- Agostini v. Felton, 521 U.S. 203, 234 (1997).
- See, e.g., Lynch v. Donnelly, 465 U.S. 668, 683 (1984) (holding that a city’s display of a crèche provided only an “indirect, remote, and incidental” benefit to religion); Widmar v. Vincent, 454 U.S. 263, 273–75 (1981) (holding that allowing student groups to use university facilities for religious activities offered only “incidental” benefits to religion). A government policy will also satisfy this prong if it has no effect on religion.

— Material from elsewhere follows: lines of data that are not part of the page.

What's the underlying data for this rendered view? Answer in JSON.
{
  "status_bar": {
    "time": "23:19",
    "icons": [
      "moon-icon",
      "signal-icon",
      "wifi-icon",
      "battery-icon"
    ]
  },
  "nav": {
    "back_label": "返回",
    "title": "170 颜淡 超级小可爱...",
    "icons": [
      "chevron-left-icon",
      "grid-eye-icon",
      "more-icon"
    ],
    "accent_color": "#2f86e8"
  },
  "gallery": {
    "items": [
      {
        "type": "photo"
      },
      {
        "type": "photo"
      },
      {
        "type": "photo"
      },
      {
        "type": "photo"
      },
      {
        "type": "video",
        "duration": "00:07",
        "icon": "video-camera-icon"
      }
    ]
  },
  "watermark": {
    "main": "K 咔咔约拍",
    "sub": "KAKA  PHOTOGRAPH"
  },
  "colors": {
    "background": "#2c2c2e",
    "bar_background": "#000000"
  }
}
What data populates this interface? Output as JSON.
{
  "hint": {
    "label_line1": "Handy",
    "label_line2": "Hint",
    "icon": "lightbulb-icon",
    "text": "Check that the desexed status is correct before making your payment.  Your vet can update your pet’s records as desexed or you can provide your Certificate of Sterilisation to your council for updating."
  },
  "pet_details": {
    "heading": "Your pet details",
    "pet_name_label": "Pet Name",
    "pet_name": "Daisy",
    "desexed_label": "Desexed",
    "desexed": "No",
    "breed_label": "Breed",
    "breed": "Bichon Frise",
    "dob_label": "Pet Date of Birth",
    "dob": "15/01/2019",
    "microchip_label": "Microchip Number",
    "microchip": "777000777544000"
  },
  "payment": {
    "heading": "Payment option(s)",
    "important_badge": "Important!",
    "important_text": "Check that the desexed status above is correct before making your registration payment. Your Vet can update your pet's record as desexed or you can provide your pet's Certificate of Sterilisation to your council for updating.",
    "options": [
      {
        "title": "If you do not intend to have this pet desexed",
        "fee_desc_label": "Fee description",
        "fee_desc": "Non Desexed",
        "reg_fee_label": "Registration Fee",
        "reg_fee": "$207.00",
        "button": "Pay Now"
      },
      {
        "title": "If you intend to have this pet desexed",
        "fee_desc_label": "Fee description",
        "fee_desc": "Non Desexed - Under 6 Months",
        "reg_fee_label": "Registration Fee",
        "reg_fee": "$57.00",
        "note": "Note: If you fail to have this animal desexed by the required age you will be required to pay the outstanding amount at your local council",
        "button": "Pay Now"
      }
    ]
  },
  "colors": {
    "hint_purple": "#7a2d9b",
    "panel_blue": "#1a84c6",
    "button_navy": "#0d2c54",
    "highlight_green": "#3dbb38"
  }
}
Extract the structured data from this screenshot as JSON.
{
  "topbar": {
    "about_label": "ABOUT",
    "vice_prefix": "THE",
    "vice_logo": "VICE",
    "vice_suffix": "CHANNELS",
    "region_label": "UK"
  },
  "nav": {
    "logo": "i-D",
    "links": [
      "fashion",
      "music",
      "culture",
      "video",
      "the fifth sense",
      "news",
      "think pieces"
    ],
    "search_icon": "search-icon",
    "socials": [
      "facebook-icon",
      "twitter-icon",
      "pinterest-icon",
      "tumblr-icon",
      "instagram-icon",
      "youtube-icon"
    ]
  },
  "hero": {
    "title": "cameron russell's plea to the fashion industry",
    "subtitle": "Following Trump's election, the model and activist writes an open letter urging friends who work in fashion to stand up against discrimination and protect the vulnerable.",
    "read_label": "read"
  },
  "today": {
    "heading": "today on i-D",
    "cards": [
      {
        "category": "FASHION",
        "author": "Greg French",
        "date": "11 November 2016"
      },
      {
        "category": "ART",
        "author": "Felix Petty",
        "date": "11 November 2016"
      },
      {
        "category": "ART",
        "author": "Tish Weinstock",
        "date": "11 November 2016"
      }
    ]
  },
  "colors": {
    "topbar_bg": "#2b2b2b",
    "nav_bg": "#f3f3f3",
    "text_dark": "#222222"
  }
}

Tony & Susan Alamo Found. v. Sec’y of Labor, 471 U.S. 290, 305 (1985) (rejecting Establishment Clause challenge to federal recordkeeping requirements that would apply only to certain commercial activities, with “no impact on petitioners’ own evangelical activities or on individuals engaged in volunteer work for other religious organizations” (emphasis added)).
- Sch. Dist. v. Ball, 473 U.S. 373, 393 (1985) (internal quotation marks omitted); see also Rosenberger v. Rector & Visitors of the Univ. of Va., 515 U.S. 819, 843–44 (1995) ( “Any benefit to religion is incidental to the government’s provision of secular [printing] services for secular purposes on a religion-neutral basis.” ).
- Corp. of Presiding Bishop of the Church of Jesus Christ of Latter-Day Saints v. Amos, 483 U.S. 327, 337 (1987).
- Id. The Court held in Amos that a federal statute exempting religious organizations from certain federal nondiscrimination requirements did not violate this principle, finding “no persuasive evidence . . . that the Church’s ability to propagate its religious doctrine . . . is any greater now than it was prior to the passage of the relevant law.” Id. Accordingly, the Court said “any advancement of religion” could not “be fairly attributed to the Government.” Id.
- See Mitchell v. Helms, 530 U.S. 793, 809 (2000) (plurality opinion).
- Zobrest v. Catalina Foothills Sch. Dist., 509 U.S. 1, 8 (1993).
- Bd. of Educ. v. Allen, 392 U.S. 236 (1968); see discussion in Amdt220.127.116.11 Purpose and Effect Test Before Lemon.
- Wolman v. Walter, 433 U.S. 229, 240–41, 244, 248 (1977), partially overruled on other grounds by Mitchell v. Helms, 530 U.S. 793 (2000).
- Zobrest, 509 U.S. at 10.
- See Good News Club v. Milford Cent. Sch., 533 U.S. 98, 113 (2001) (holding elementary school would not violate the Establishment Clause by allowing a religious club to use its facilities); Lamb’s Chapel v. Ctr. Moriches Union Free Sch. Dist., 508 U.S. 384, 395 (1993) (holding school board would not violate the Establishment Clause by allowing a church to use its facilities to show a religious film); Bd. of Educ. v. Mergens, 496 U.S. 226, 253 (1990) (holding that Congress could require public secondary schools, as a condition for federal funds, to grant equal access to student religious speech in forums); Widmar v. Vincent, 454 U.S. 263, 274 (1981) (holding university would not violate the Establishment Clause by allowing religious groups to use its facilities on an equal basis as other student groups); see also Amdt1.6 Relationship Between Religion Clauses and Free Speech Clause.
- See Amdt18.104.22.168 Lemon’s Effect Prong and Pervasively Sectarian Institutions; Mitchell v. Helms, 530 U.S. 793, 848–49 (2000) (O’Connor, J., concurring in the judgment).